Work required: Could the entries below be reproduced exactly, with the images removed?

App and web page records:

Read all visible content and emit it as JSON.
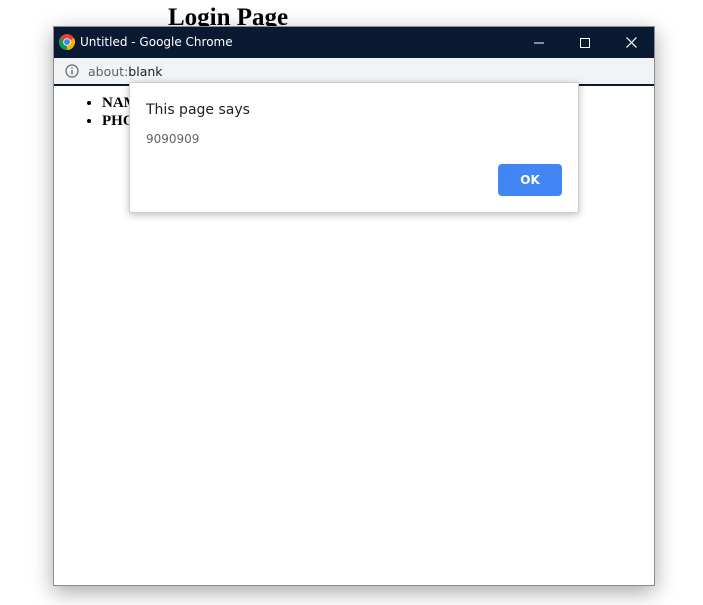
{
  "background_page": {
    "heading": "Login Page"
  },
  "window": {
    "title": "Untitled - Google Chrome",
    "controls": {
      "minimize_icon": "minimize-icon",
      "maximize_icon": "maximize-icon",
      "close_icon": "close-icon"
    },
    "app_icon": "chrome-logo-icon"
  },
  "address_bar": {
    "icon": "info-icon",
    "url_scheme": "about:",
    "url_path": "blank"
  },
  "content": {
    "list_items": [
      "NAME",
      "PHONE"
    ]
  },
  "alert": {
    "title": "This page says",
    "message": "9090909",
    "ok_label": "OK"
  },
  "colors": {
    "title_bar": "#0b1a33",
    "ok_button": "#4285f4",
    "address_bar": "#f1f3f4"
  }
}
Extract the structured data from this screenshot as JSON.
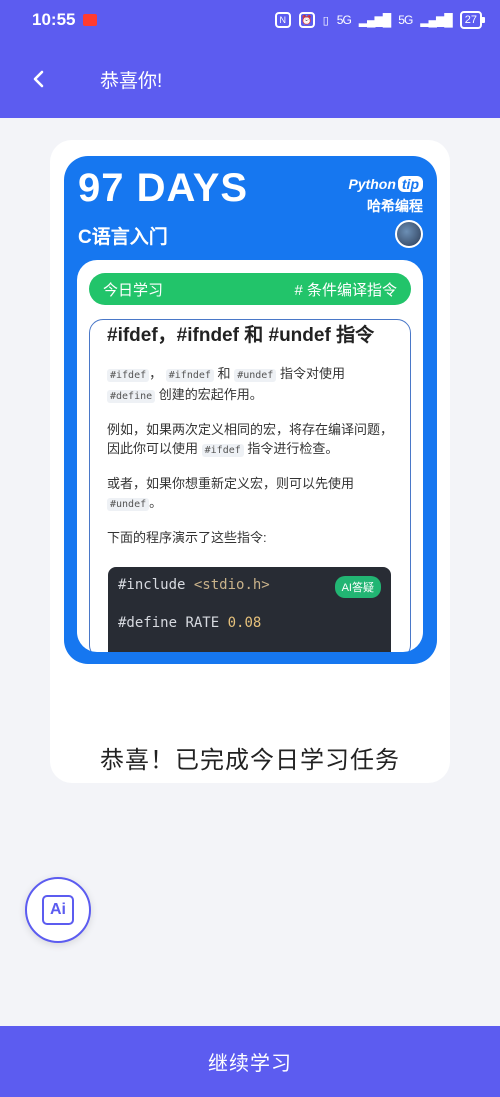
{
  "status_bar": {
    "time": "10:55",
    "notif_label": "今日头条",
    "network_label": "5G",
    "battery": "27"
  },
  "app_bar": {
    "title": "恭喜你!"
  },
  "card": {
    "days": "97 DAYS",
    "course": "C语言入门",
    "brand_python": "Python",
    "brand_tip": "tip",
    "brand_name": "哈希编程",
    "study_label": "今日学习",
    "topic": "# 条件编译指令",
    "lesson_title": "#ifdef，#ifndef 和 #undef 指令",
    "p1_code1": "#ifdef",
    "p1_sep1": "，",
    "p1_code2": "#ifndef",
    "p1_and": "和",
    "p1_code3": "#undef",
    "p1_text1": "指令对使用",
    "p1_code4": "#define",
    "p1_text2": "创建的宏起作用。",
    "p2_text1": "例如，如果两次定义相同的宏，将存在编译问题，因此你可以使用",
    "p2_code": "#ifdef",
    "p2_text2": "指令进行检查。",
    "p3_text1": "或者，如果你想重新定义宏，则可以先使用",
    "p3_code": "#undef",
    "p3_text2": "。",
    "p4_text": "下面的程序演示了这些指令:",
    "code_include": "#include",
    "code_header": "<stdio.h>",
    "code_define": "#define",
    "code_name": "RATE",
    "code_value": "0.08",
    "ai_tag": "AI答疑"
  },
  "congrats_text": "恭喜！已完成今日学习任务",
  "ai_fab_label": "Ai",
  "continue_button": "继续学习",
  "colors": {
    "primary": "#5c5cf0",
    "card_blue": "#1677f0",
    "green": "#22c46a"
  }
}
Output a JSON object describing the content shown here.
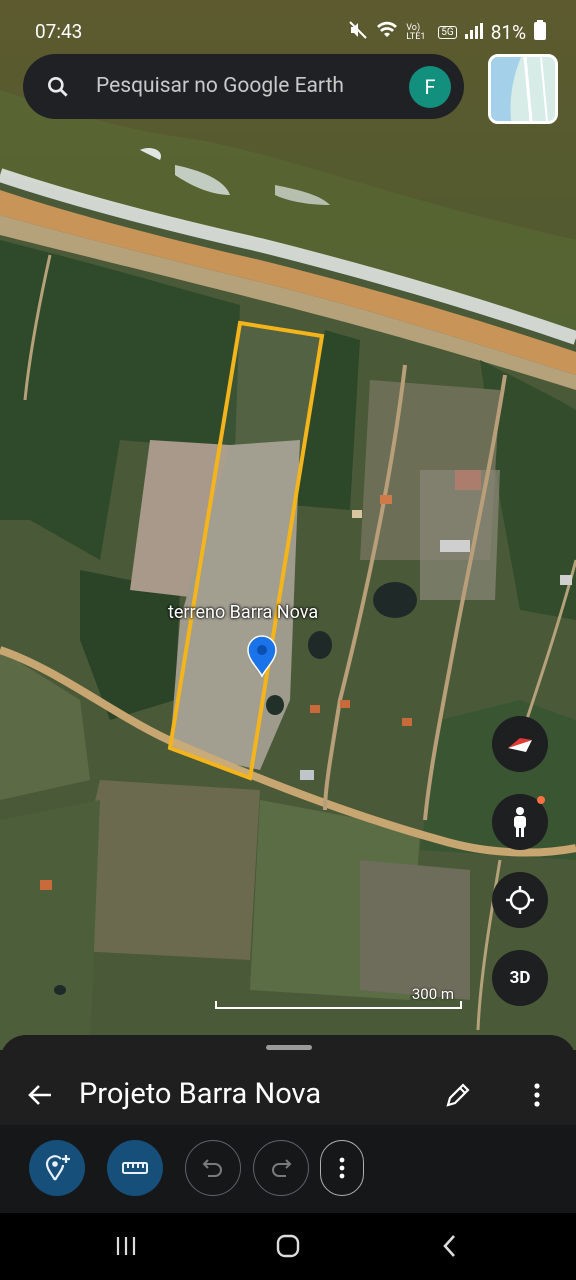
{
  "status_bar": {
    "time": "07:43",
    "network": "Vo) LTE1",
    "signal_label": "5G",
    "battery": "81%"
  },
  "search": {
    "placeholder": "Pesquisar no Google Earth",
    "avatar_letter": "F"
  },
  "map": {
    "place_label": "terreno Barra Nova",
    "scale_label": "300 m",
    "controls": [
      "compass-icon",
      "street-view-icon",
      "my-location-icon",
      "3D"
    ],
    "three_d_label": "3D"
  },
  "project": {
    "title": "Projeto Barra Nova"
  },
  "toolbar": {
    "buttons": [
      "add-placemark-icon",
      "measure-icon",
      "undo-icon",
      "redo-icon",
      "more-icon"
    ]
  },
  "nav": [
    "recent-apps-icon",
    "home-icon",
    "back-icon"
  ],
  "colors": {
    "outline": "#f3b51b",
    "pin": "#1a73e8",
    "avatar": "#12907d",
    "primary_button": "#174f7b"
  }
}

Result of this task:
Read all visible content and emit it as JSON.
{
  "background_page": {
    "heading": "Login Page"
  },
  "window": {
    "title": "Untitled - Google Chrome",
    "controls": {
      "minimize_icon": "minimize-icon",
      "maximize_icon": "maximize-icon",
      "close_icon": "close-icon"
    },
    "app_icon": "chrome-logo-icon"
  },
  "address_bar": {
    "icon": "info-icon",
    "url_scheme": "about:",
    "url_path": "blank"
  },
  "content": {
    "list_items": [
      "NAME",
      "PHONE"
    ]
  },
  "alert": {
    "title": "This page says",
    "message": "9090909",
    "ok_label": "OK"
  },
  "colors": {
    "title_bar": "#0b1a33",
    "ok_button": "#4285f4",
    "address_bar": "#f1f3f4"
  }
}
Extract the structured data from this screenshot as JSON.
{
  "status_bar": {
    "time": "10:55",
    "notif_label": "今日头条",
    "network_label": "5G",
    "battery": "27"
  },
  "app_bar": {
    "title": "恭喜你!"
  },
  "card": {
    "days": "97 DAYS",
    "course": "C语言入门",
    "brand_python": "Python",
    "brand_tip": "tip",
    "brand_name": "哈希编程",
    "study_label": "今日学习",
    "topic": "# 条件编译指令",
    "lesson_title": "#ifdef，#ifndef 和 #undef 指令",
    "p1_code1": "#ifdef",
    "p1_sep1": "，",
    "p1_code2": "#ifndef",
    "p1_and": "和",
    "p1_code3": "#undef",
    "p1_text1": "指令对使用",
    "p1_code4": "#define",
    "p1_text2": "创建的宏起作用。",
    "p2_text1": "例如，如果两次定义相同的宏，将存在编译问题，因此你可以使用",
    "p2_code": "#ifdef",
    "p2_text2": "指令进行检查。",
    "p3_text1": "或者，如果你想重新定义宏，则可以先使用",
    "p3_code": "#undef",
    "p3_text2": "。",
    "p4_text": "下面的程序演示了这些指令:",
    "code_include": "#include",
    "code_header": "<stdio.h>",
    "code_define": "#define",
    "code_name": "RATE",
    "code_value": "0.08",
    "ai_tag": "AI答疑"
  },
  "congrats_text": "恭喜！已完成今日学习任务",
  "ai_fab_label": "Ai",
  "continue_button": "继续学习",
  "colors": {
    "primary": "#5c5cf0",
    "card_blue": "#1677f0",
    "green": "#22c46a"
  }
}
Output a JSON object describing the content shown here.
{
  "status_bar": {
    "time": "07:43",
    "network": "Vo) LTE1",
    "signal_label": "5G",
    "battery": "81%"
  },
  "search": {
    "placeholder": "Pesquisar no Google Earth",
    "avatar_letter": "F"
  },
  "map": {
    "place_label": "terreno Barra Nova",
    "scale_label": "300 m",
    "controls": [
      "compass-icon",
      "street-view-icon",
      "my-location-icon",
      "3D"
    ],
    "three_d_label": "3D"
  },
  "project": {
    "title": "Projeto Barra Nova"
  },
  "toolbar": {
    "buttons": [
      "add-placemark-icon",
      "measure-icon",
      "undo-icon",
      "redo-icon",
      "more-icon"
    ]
  },
  "nav": [
    "recent-apps-icon",
    "home-icon",
    "back-icon"
  ],
  "colors": {
    "outline": "#f3b51b",
    "pin": "#1a73e8",
    "avatar": "#12907d",
    "primary_button": "#174f7b"
  }
}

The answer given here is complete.